# Problem details:
Give all of the data below again exactly, and drop the images.

[Data items]
* * *
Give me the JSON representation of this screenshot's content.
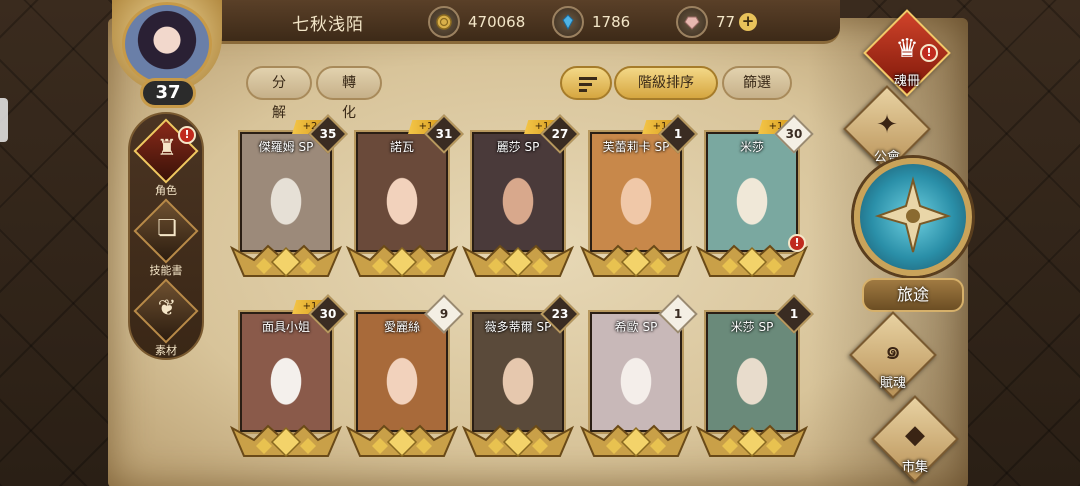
{
  "player": {
    "name": "七秋浅陌",
    "level": "37"
  },
  "currencies": [
    {
      "icon": "gold-coin-icon",
      "value": "470068",
      "color": "#d9b04a"
    },
    {
      "icon": "blue-crystal-icon",
      "value": "1786",
      "color": "#4fb4e6"
    },
    {
      "icon": "pink-gem-icon",
      "value": "77",
      "color": "#e8b8b0"
    }
  ],
  "toolbar": {
    "decompose": "分解",
    "convert": "轉化",
    "sort_label": "階級排序",
    "filter_label": "篩選"
  },
  "left_nav": [
    {
      "label": "角色",
      "icon": "helmet-icon",
      "alert": "!"
    },
    {
      "label": "技能書",
      "icon": "skill-book-icon"
    },
    {
      "label": "素材",
      "icon": "material-icon"
    }
  ],
  "right_nav": {
    "soul_book": {
      "label": "魂冊",
      "icon": "soul-helmet-icon",
      "alert": "!"
    },
    "guild": {
      "label": "公會",
      "icon": "guild-icon"
    },
    "journey": {
      "label": "旅途",
      "icon": "journey-emblem-icon"
    },
    "talent": {
      "label": "賦魂",
      "icon": "talent-swirl-icon"
    },
    "market": {
      "label": "市集",
      "icon": "gem-icon"
    }
  },
  "cards": [
    {
      "name": "傑羅姆 SP",
      "level": "35",
      "plus": "+2",
      "bg": "#9c8a7a",
      "accent": "#e6e0d6"
    },
    {
      "name": "諾瓦",
      "level": "31",
      "plus": "+1",
      "bg": "#6a4a3a",
      "accent": "#f2d2bc"
    },
    {
      "name": "麗莎 SP",
      "level": "27",
      "plus": "+1",
      "bg": "#4a3a3a",
      "accent": "#d8a88c"
    },
    {
      "name": "芙蕾莉卡 SP",
      "level": "1",
      "plus": "+1",
      "bg": "#c8884a",
      "accent": "#f0c8a8"
    },
    {
      "name": "米莎",
      "level": "30",
      "plus": "+1",
      "bg": "#7aa8a0",
      "accent": "#f0e8d8",
      "alert": "!"
    },
    {
      "name": "面具小姐",
      "level": "30",
      "plus": "+1",
      "bg": "#8a5a4a",
      "accent": "#f4f0ec"
    },
    {
      "name": "愛麗絲",
      "level": "9",
      "bg": "#a86a3a",
      "accent": "#f2d2bc"
    },
    {
      "name": "薇多蒂爾 SP",
      "level": "23",
      "bg": "#5a4a3a",
      "accent": "#e6c8ae"
    },
    {
      "name": "希歐 SP",
      "level": "1",
      "bg": "#c8b8b8",
      "accent": "#f4eeea"
    },
    {
      "name": "米莎 SP",
      "level": "1",
      "bg": "#6a8a7a",
      "accent": "#e8dccc"
    }
  ]
}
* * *
# Finished task:
Give me the JSON representation of this screenshot's content.
{
  "player": {
    "name": "七秋浅陌",
    "level": "37"
  },
  "currencies": [
    {
      "icon": "gold-coin-icon",
      "value": "470068",
      "color": "#d9b04a"
    },
    {
      "icon": "blue-crystal-icon",
      "value": "1786",
      "color": "#4fb4e6"
    },
    {
      "icon": "pink-gem-icon",
      "value": "77",
      "color": "#e8b8b0"
    }
  ],
  "toolbar": {
    "decompose": "分解",
    "convert": "轉化",
    "sort_label": "階級排序",
    "filter_label": "篩選"
  },
  "left_nav": [
    {
      "label": "角色",
      "icon": "helmet-icon",
      "alert": "!"
    },
    {
      "label": "技能書",
      "icon": "skill-book-icon"
    },
    {
      "label": "素材",
      "icon": "material-icon"
    }
  ],
  "right_nav": {
    "soul_book": {
      "label": "魂冊",
      "icon": "soul-helmet-icon",
      "alert": "!"
    },
    "guild": {
      "label": "公會",
      "icon": "guild-icon"
    },
    "journey": {
      "label": "旅途",
      "icon": "journey-emblem-icon"
    },
    "talent": {
      "label": "賦魂",
      "icon": "talent-swirl-icon"
    },
    "market": {
      "label": "市集",
      "icon": "gem-icon"
    }
  },
  "cards": [
    {
      "name": "傑羅姆 SP",
      "level": "35",
      "plus": "+2",
      "bg": "#9c8a7a",
      "accent": "#e6e0d6"
    },
    {
      "name": "諾瓦",
      "level": "31",
      "plus": "+1",
      "bg": "#6a4a3a",
      "accent": "#f2d2bc"
    },
    {
      "name": "麗莎 SP",
      "level": "27",
      "plus": "+1",
      "bg": "#4a3a3a",
      "accent": "#d8a88c"
    },
    {
      "name": "芙蕾莉卡 SP",
      "level": "1",
      "plus": "+1",
      "bg": "#c8884a",
      "accent": "#f0c8a8"
    },
    {
      "name": "米莎",
      "level": "30",
      "plus": "+1",
      "bg": "#7aa8a0",
      "accent": "#f0e8d8",
      "alert": "!"
    },
    {
      "name": "面具小姐",
      "level": "30",
      "plus": "+1",
      "bg": "#8a5a4a",
      "accent": "#f4f0ec"
    },
    {
      "name": "愛麗絲",
      "level": "9",
      "bg": "#a86a3a",
      "accent": "#f2d2bc"
    },
    {
      "name": "薇多蒂爾 SP",
      "level": "23",
      "bg": "#5a4a3a",
      "accent": "#e6c8ae"
    },
    {
      "name": "希歐 SP",
      "level": "1",
      "bg": "#c8b8b8",
      "accent": "#f4eeea"
    },
    {
      "name": "米莎 SP",
      "level": "1",
      "bg": "#6a8a7a",
      "accent": "#e8dccc"
    }
  ]
}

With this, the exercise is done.